The task: What you give back should be exactly the lines from the one with "Parse this screenshot: output" through the final line of the material, pictures removed; please add nothing.

Start of Block

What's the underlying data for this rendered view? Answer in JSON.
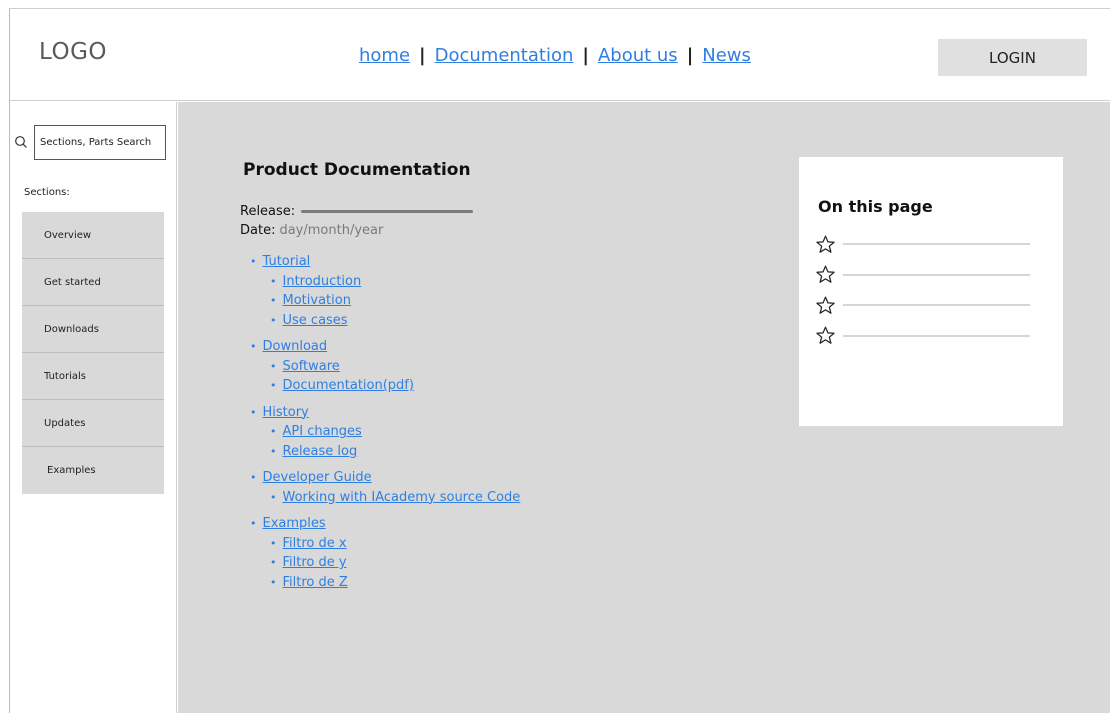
{
  "header": {
    "logo": "LOGO",
    "nav": [
      {
        "label": "home"
      },
      {
        "label": "Documentation"
      },
      {
        "label": "About us"
      },
      {
        "label": "News"
      }
    ],
    "nav_separator": "|",
    "login_label": "LOGIN"
  },
  "sidebar": {
    "search_placeholder": "Sections, Parts Search",
    "search_icon": "search-icon",
    "sections_label": "Sections:",
    "items": [
      {
        "label": "Overview"
      },
      {
        "label": "Get started"
      },
      {
        "label": "Downloads"
      },
      {
        "label": "Tutorials"
      },
      {
        "label": "Updates"
      },
      {
        "label": "Examples"
      }
    ]
  },
  "main": {
    "title": "Product Documentation",
    "release_label": "Release:",
    "date_label": "Date:",
    "date_value": "day/month/year",
    "toc": [
      {
        "label": "Tutorial",
        "children": [
          {
            "label": "Introduction"
          },
          {
            "label": "Motivation"
          },
          {
            "label": "Use cases"
          }
        ]
      },
      {
        "label": "Download",
        "children": [
          {
            "label": "Software"
          },
          {
            "label": "Documentation(pdf)"
          }
        ]
      },
      {
        "label": "History",
        "children": [
          {
            "label": "API changes"
          },
          {
            "label": "Release log"
          }
        ]
      },
      {
        "label": "Developer Guide",
        "children": [
          {
            "label": "Working with IAcademy source Code"
          }
        ]
      },
      {
        "label": "Examples",
        "children": [
          {
            "label": "Filtro de x"
          },
          {
            "label": "Filtro de y"
          },
          {
            "label": "Filtro de Z"
          }
        ]
      }
    ],
    "bullet": "•"
  },
  "on_this_page": {
    "title": "On this page",
    "item_icon": "star-icon",
    "item_count": 4
  },
  "colors": {
    "link": "#2f7fe0",
    "main_bg": "#d9d9d9",
    "sidebar_item_bg": "#d9d9d9",
    "login_bg": "#e0e0e0"
  }
}
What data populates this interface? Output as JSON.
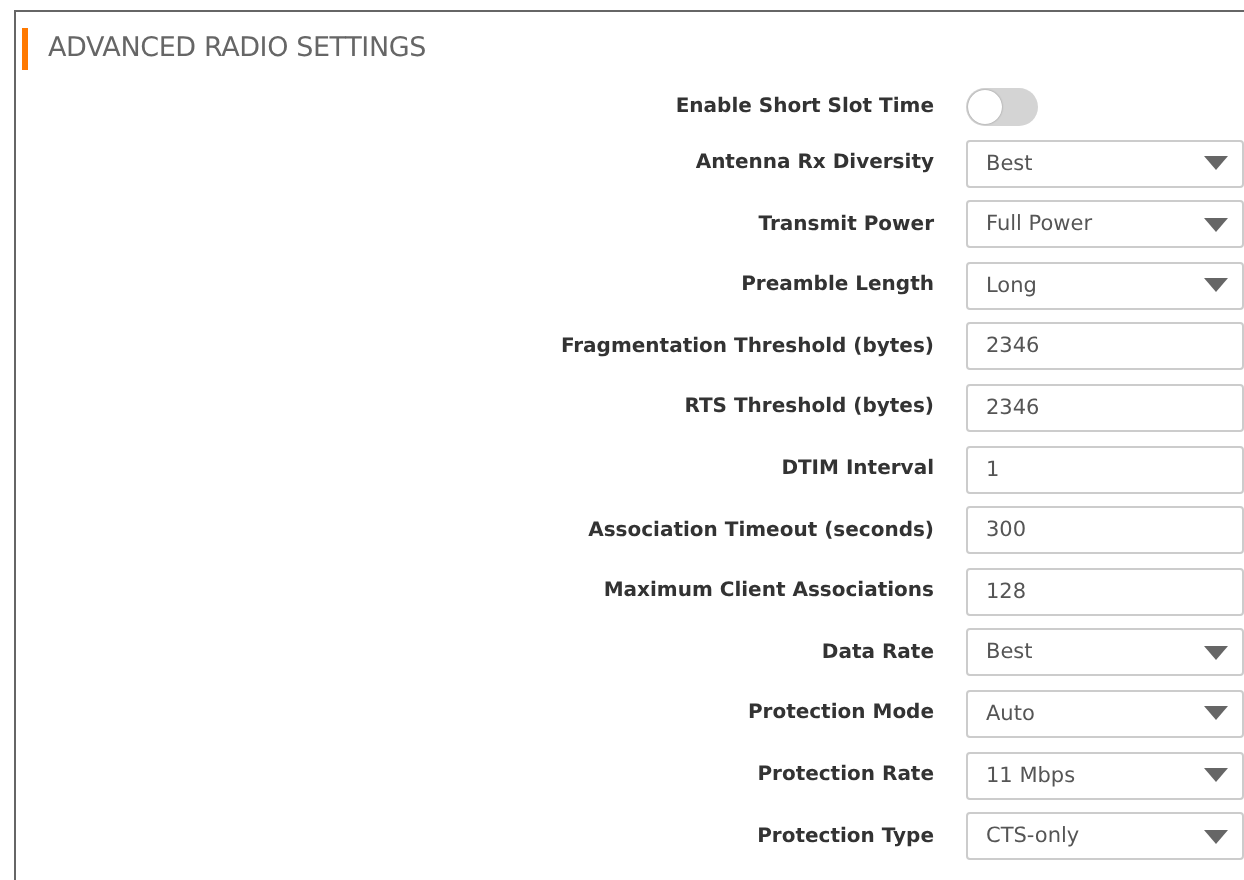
{
  "section": {
    "title": "ADVANCED RADIO SETTINGS"
  },
  "settings": [
    {
      "label": "Enable Short Slot Time",
      "kind": "toggle",
      "on": false
    },
    {
      "label": "Antenna Rx Diversity",
      "kind": "select",
      "value": "Best"
    },
    {
      "label": "Transmit Power",
      "kind": "select",
      "value": "Full Power"
    },
    {
      "label": "Preamble Length",
      "kind": "select",
      "value": "Long"
    },
    {
      "label": "Fragmentation Threshold (bytes)",
      "kind": "text",
      "value": "2346"
    },
    {
      "label": "RTS Threshold (bytes)",
      "kind": "text",
      "value": "2346"
    },
    {
      "label": "DTIM Interval",
      "kind": "text",
      "value": "1"
    },
    {
      "label": "Association Timeout (seconds)",
      "kind": "text",
      "value": "300"
    },
    {
      "label": "Maximum Client Associations",
      "kind": "text",
      "value": "128"
    },
    {
      "label": "Data Rate",
      "kind": "select",
      "value": "Best"
    },
    {
      "label": "Protection Mode",
      "kind": "select",
      "value": "Auto"
    },
    {
      "label": "Protection Rate",
      "kind": "select",
      "value": "11 Mbps"
    },
    {
      "label": "Protection Type",
      "kind": "select",
      "value": "CTS-only"
    }
  ]
}
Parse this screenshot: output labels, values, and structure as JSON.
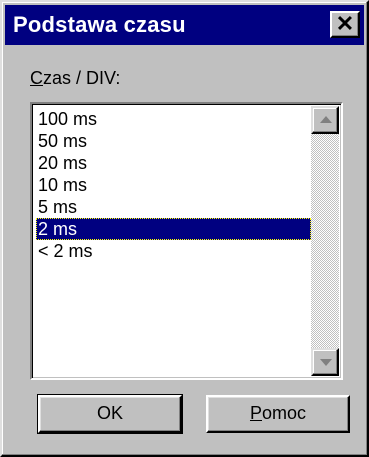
{
  "window": {
    "title": "Podstawa czasu",
    "close_symbol": "✕"
  },
  "time_per_div": {
    "label_accel": "C",
    "label_rest": "zas / DIV:",
    "options": [
      "100 ms",
      "50 ms",
      "20 ms",
      "10 ms",
      "5 ms",
      "2 ms",
      "< 2 ms"
    ],
    "selected": "2 ms"
  },
  "buttons": {
    "ok_label": "OK",
    "help_accel": "P",
    "help_rest": "omoc"
  },
  "icons": {
    "close": "close-icon",
    "scroll_up": "triangle-up-icon",
    "scroll_down": "triangle-down-icon"
  }
}
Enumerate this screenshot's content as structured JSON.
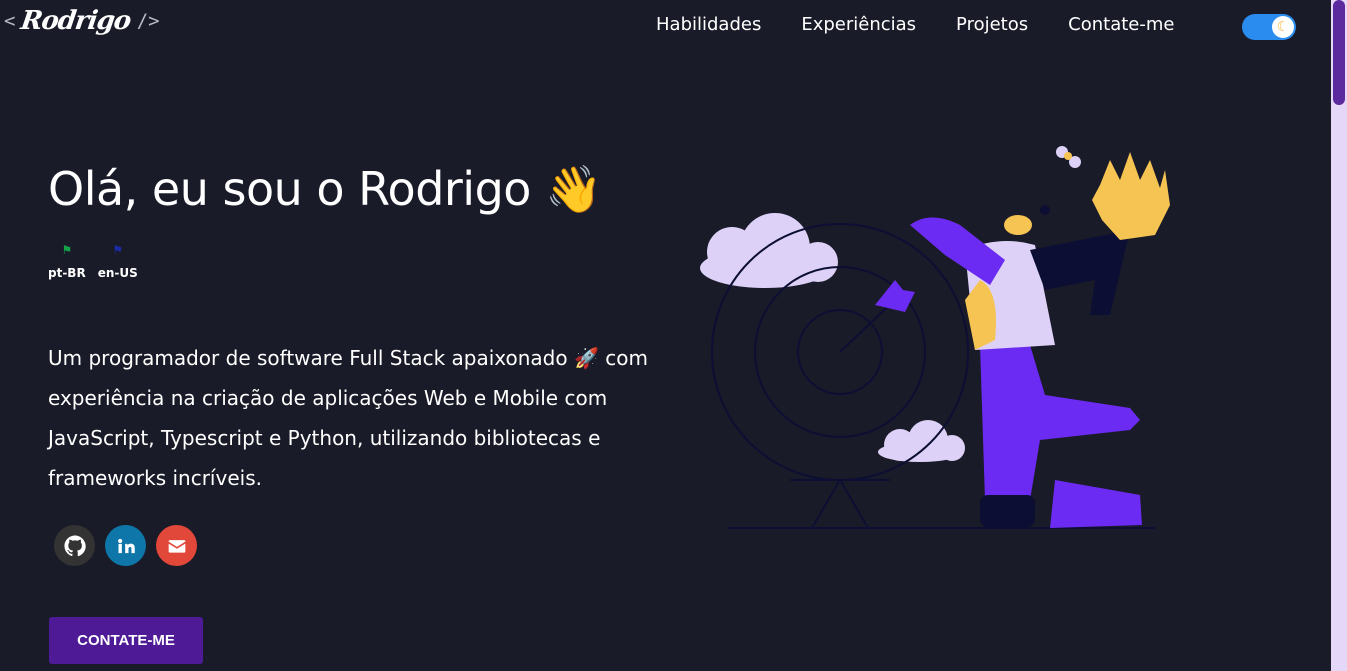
{
  "logo": {
    "open": "<",
    "name": "Rodrigo",
    "close": "/>"
  },
  "nav": {
    "items": [
      "Habilidades",
      "Experiências",
      "Projetos",
      "Contate-me"
    ]
  },
  "theme_toggle": {
    "icon": "moon-icon"
  },
  "hero": {
    "title": "Olá, eu sou o Rodrigo 👋",
    "languages": [
      {
        "code": "pt-BR",
        "flag": "⚑",
        "color": "#14a34a"
      },
      {
        "code": "en-US",
        "flag": "⚑",
        "color": "#1b2aa6"
      }
    ],
    "description": "Um programador de software Full Stack apaixonado 🚀 com experiência na criação de aplicações Web e Mobile com JavaScript, Typescript e Python, utilizando bibliotecas e frameworks incríveis.",
    "cta_label": "CONTATE-ME"
  },
  "socials": [
    "github-icon",
    "linkedin-icon",
    "email-icon"
  ],
  "colors": {
    "background": "#1a1b28",
    "accent": "#4e1a96",
    "purple": "#6c2bf2",
    "lavender": "#dcd3f5",
    "skin": "#f5c452"
  }
}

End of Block

Answer to this problem:
Parse this screenshot: output labels, values, and structure as JSON.
{
  "window": {
    "title": "Podstawa czasu",
    "close_symbol": "✕"
  },
  "time_per_div": {
    "label_accel": "C",
    "label_rest": "zas / DIV:",
    "options": [
      "100 ms",
      "50 ms",
      "20 ms",
      "10 ms",
      "5 ms",
      "2 ms",
      "< 2 ms"
    ],
    "selected": "2 ms"
  },
  "buttons": {
    "ok_label": "OK",
    "help_accel": "P",
    "help_rest": "omoc"
  },
  "icons": {
    "close": "close-icon",
    "scroll_up": "triangle-up-icon",
    "scroll_down": "triangle-down-icon"
  }
}
Enumerate this screenshot's content as structured JSON.
{
  "logo": {
    "open": "<",
    "name": "Rodrigo",
    "close": "/>"
  },
  "nav": {
    "items": [
      "Habilidades",
      "Experiências",
      "Projetos",
      "Contate-me"
    ]
  },
  "theme_toggle": {
    "icon": "moon-icon"
  },
  "hero": {
    "title": "Olá, eu sou o Rodrigo 👋",
    "languages": [
      {
        "code": "pt-BR",
        "flag": "⚑",
        "color": "#14a34a"
      },
      {
        "code": "en-US",
        "flag": "⚑",
        "color": "#1b2aa6"
      }
    ],
    "description": "Um programador de software Full Stack apaixonado 🚀 com experiência na criação de aplicações Web e Mobile com JavaScript, Typescript e Python, utilizando bibliotecas e frameworks incríveis.",
    "cta_label": "CONTATE-ME"
  },
  "socials": [
    "github-icon",
    "linkedin-icon",
    "email-icon"
  ],
  "colors": {
    "background": "#1a1b28",
    "accent": "#4e1a96",
    "purple": "#6c2bf2",
    "lavender": "#dcd3f5",
    "skin": "#f5c452"
  }
}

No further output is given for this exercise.